The approach is appropriate. Adopting a process-driven approach that brings together governance and service delivery is proving to be adaptable and an effective way to build governance capacity and local resilience. Building governance capacity would not work without the carrot of $100,000 grants and clear procedures for implementation, which is widely appreciated by the TCs. The process has worked to varying degrees depending largely on whether there is active conflict and whether skills are available in communities. It has adapted to rural and urban areas, besieged areas and even survived the displacement of a whole community. In the cases where TAMKEEN communities have been displaced they have maintained the mechanism and processes within their new settlement;
Positive community feedback. Field Officers (FOs) have conducted community interviews as part of the end of cycle evaluation and general perceptions of TCs have so far been positive. Six Local Councils in Idlib that were not working with the Project have requested training in the Project’s financial management systems. The Local Council in one of the communities we work with in Aleppo Province demanded that a Women’s Training Centre, being established by another implementing agency, be developed using TAMKEEN’s project management processes.
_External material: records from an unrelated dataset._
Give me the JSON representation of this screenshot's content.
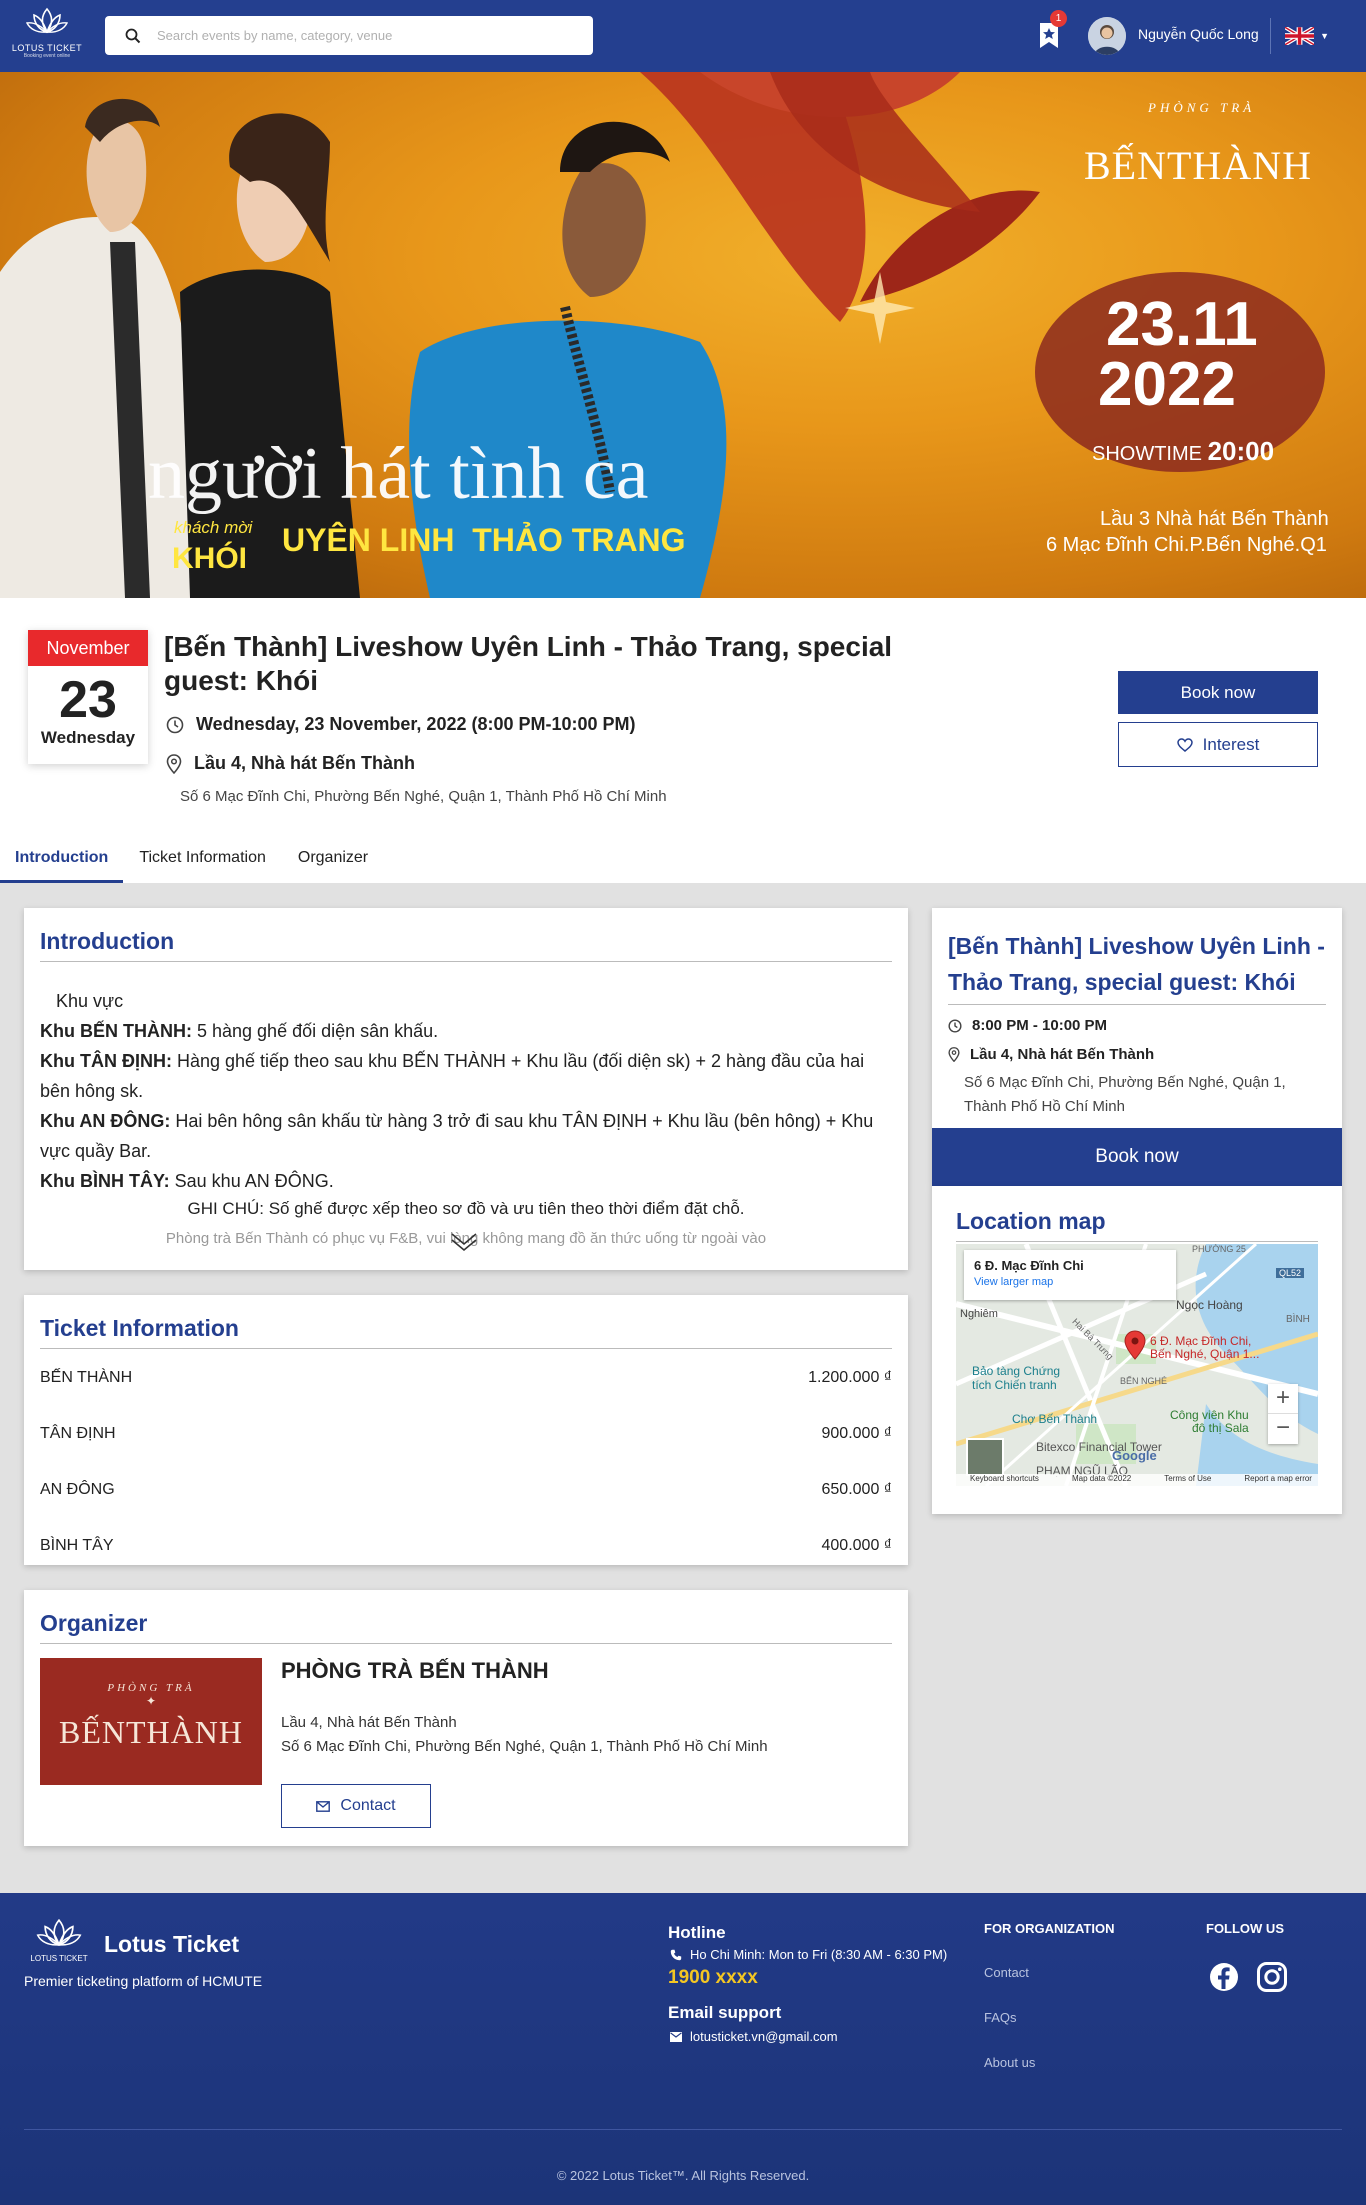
{
  "nav": {
    "logo_text": "LOTUS TICKET",
    "logo_sub": "Booking event online",
    "search_placeholder": "Search events by name, category, venue",
    "bookmark_count": "1",
    "username": "Nguyễn Quốc Long",
    "language": "en-GB"
  },
  "banner": {
    "brand_small": "PHÒNG TRÀ",
    "brand_big": "BẾNTHÀNH",
    "date_line1": "23.11",
    "date_line2": "2022",
    "showtime_label": "SHOWTIME",
    "showtime_value": "20:00",
    "venue_line1": "Lầu 3 Nhà hát Bến Thành",
    "venue_line2": "6 Mạc Đĩnh Chi.P.Bến Nghé.Q1",
    "show_name": "người hát tình ca",
    "guest_label": "khách mời",
    "guest_name": "KHÓI",
    "artists": "UYÊN LINH  THẢO TRANG"
  },
  "event": {
    "month": "November",
    "day": "23",
    "weekday": "Wednesday",
    "title": "[Bến Thành] Liveshow Uyên Linh - Thảo Trang, special guest: Khói",
    "datetime": "Wednesday, 23 November, 2022 (8:00 PM-10:00 PM)",
    "venue": "Lầu 4, Nhà hát Bến Thành",
    "address": "Số 6 Mạc Đĩnh Chi, Phường Bến Nghé, Quận 1, Thành Phố Hồ Chí Minh",
    "book_label": "Book now",
    "interest_label": "Interest"
  },
  "tabs": [
    {
      "label": "Introduction",
      "active": true
    },
    {
      "label": "Ticket Information",
      "active": false
    },
    {
      "label": "Organizer",
      "active": false
    }
  ],
  "introduction": {
    "heading": "Introduction",
    "lead": "Khu vực",
    "zones": [
      {
        "name": "Khu BẾN THÀNH:",
        "text": " 5 hàng ghế đối diện sân khấu."
      },
      {
        "name": "Khu TÂN ĐỊNH:",
        "text": " Hàng ghế tiếp theo sau khu BẾN THÀNH + Khu lầu (đối diện sk) + 2 hàng đầu của hai bên hông sk."
      },
      {
        "name": "Khu AN ĐÔNG:",
        "text": " Hai bên hông sân khấu từ hàng 3 trở đi sau khu TÂN ĐỊNH + Khu lầu (bên hông) + Khu vực quầy Bar."
      },
      {
        "name": "Khu BÌNH TÂY:",
        "text": " Sau khu AN ĐÔNG."
      }
    ],
    "note": "GHI CHÚ: Số ghế được xếp theo sơ đồ và ưu tiên theo thời điểm đặt chỗ.",
    "faded": "Phòng trà Bến Thành có phục vụ F&B, vui lòng không mang đồ ăn thức uống từ ngoài vào"
  },
  "tickets": {
    "heading": "Ticket Information",
    "rows": [
      {
        "name": "BẾN THÀNH",
        "price": "1.200.000 ₫"
      },
      {
        "name": "TÂN ĐỊNH",
        "price": "900.000 ₫"
      },
      {
        "name": "AN ĐÔNG",
        "price": "650.000 ₫"
      },
      {
        "name": "BÌNH TÂY",
        "price": "400.000 ₫"
      }
    ]
  },
  "organizer": {
    "heading": "Organizer",
    "logo_small": "PHÒNG TRÀ",
    "logo_big": "BẾNTHÀNH",
    "name": "PHÒNG TRÀ BẾN THÀNH",
    "address1": "Lầu 4, Nhà hát Bến Thành",
    "address2": "Số 6 Mạc Đĩnh Chi, Phường Bến Nghé, Quận 1, Thành Phố Hồ Chí Minh",
    "contact_label": "Contact"
  },
  "sidebar": {
    "title": "[Bến Thành] Liveshow Uyên Linh - Thảo Trang, special guest: Khói",
    "time": "8:00 PM - 10:00 PM",
    "venue": "Lầu 4, Nhà hát Bến Thành",
    "address": "Số 6 Mạc Đĩnh Chi, Phường Bến Nghé, Quận 1, Thành Phố Hồ Chí Minh",
    "book_label": "Book now"
  },
  "map": {
    "heading": "Location map",
    "place_name": "6 Đ. Mạc Đĩnh Chi",
    "larger_map": "View larger map",
    "pin_label1": "6 Đ. Mạc Đĩnh Chi,",
    "pin_label2": "Bến Nghé, Quận 1...",
    "labels": {
      "nghiem": "Nghiêm",
      "ngoc_hoang": "Ngọc Hoàng",
      "bao_tang1": "Bảo tàng Chứng",
      "bao_tang2": "tích Chiến tranh",
      "cho_ben_thanh": "Chợ Bến Thành",
      "cong_vien1": "Công viên Khu",
      "cong_vien2": "đô thị Sala",
      "bitexco": "Bitexco Financial Tower",
      "pham_ngu_lao": "PHẠM NGŨ LÃO",
      "ben_nghe": "BẾN NGHÉ",
      "hai_ba_trung": "Hai Bà Trưng",
      "binh": "BÌNH",
      "ql52": "QL52",
      "phuong": "PHƯỜNG 25"
    },
    "zoom_in": "+",
    "zoom_out": "−",
    "google": "Google",
    "attrib_shortcuts": "Keyboard shortcuts",
    "attrib_data": "Map data ©2022",
    "attrib_terms": "Terms of Use",
    "attrib_report": "Report a map error"
  },
  "footer": {
    "logo_text": "LOTUS TICKET",
    "brand": "Lotus Ticket",
    "tagline": "Premier ticketing platform of HCMUTE",
    "hotline_heading": "Hotline",
    "hotline_text": "Ho Chi Minh: Mon to Fri (8:30 AM - 6:30 PM)",
    "hotline_number": "1900 xxxx",
    "email_heading": "Email support",
    "email": "lotusticket.vn@gmail.com",
    "org_heading": "FOR ORGANIZATION",
    "org_links": [
      "Contact",
      "FAQs",
      "About us"
    ],
    "follow_heading": "FOLLOW US",
    "social": [
      "facebook-icon",
      "instagram-icon"
    ],
    "copyright": "© 2022 Lotus Ticket™. All Rights Reserved."
  },
  "colors": {
    "primary": "#243f8f",
    "accent_red": "#e8292c",
    "hotline_yellow": "#f3c623",
    "page_bg": "#e1e1e1"
  }
}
In another community in the same province, the Local Council was close to being closed down by the community before the TC provided training to the Council members on how to organise public meetings and provide information on what it was doing. More generally, there appears to be a general correlation between satisfaction levels and TCs that delivered a range of services to communities. Furthermore, TCs were overall considered to have helped increase the legitimacy of Local Councils.
In order to increase the effectiveness and value for money of aid budgets in conflict-affected areas, evidence suggests that more alternatives to simply humanitarian support should be made available. These options might include:
- Handing over more responsibility for project identification, design and monitoring to local communities in appropriate situations;
- Promoting rules-based, citizen-led recovery by local governance structures that have proven local legitimacy;
- Paying more attention to legitimacy, authority and representativeness as well as capacity;
- Keeping procurement local wherever possible;
- Ensuring adaptability in the field, handing a good deal of responsibility to local staff, while practicing iteration with regard to successful ‘tried and tested’ methods of intervention.
Whilst stabilisation at the national level ultimately relies upon reaching a grand political settlement and peace agreement, local settlements and accommodations can allow local recovery efforts to prosper, bringing local people into decision-making processes in a way they have never previously experienced. What is really needed is a flexible, adaptive approach subject to constant updates as new information, experience and research evidence emerges. This is a real learning process.
Gregory J Wilson Phd is an Independent Peace, Security and Development Adviser. Zane Kanderian is Director of Afghanistan, Middle East & North Africa for Adam Smith International.
1See Mintzberg, H. Quinn, J. B. Ghoshal, S. (1999) The Strategy Process. Prentice Hall. London. P. 15.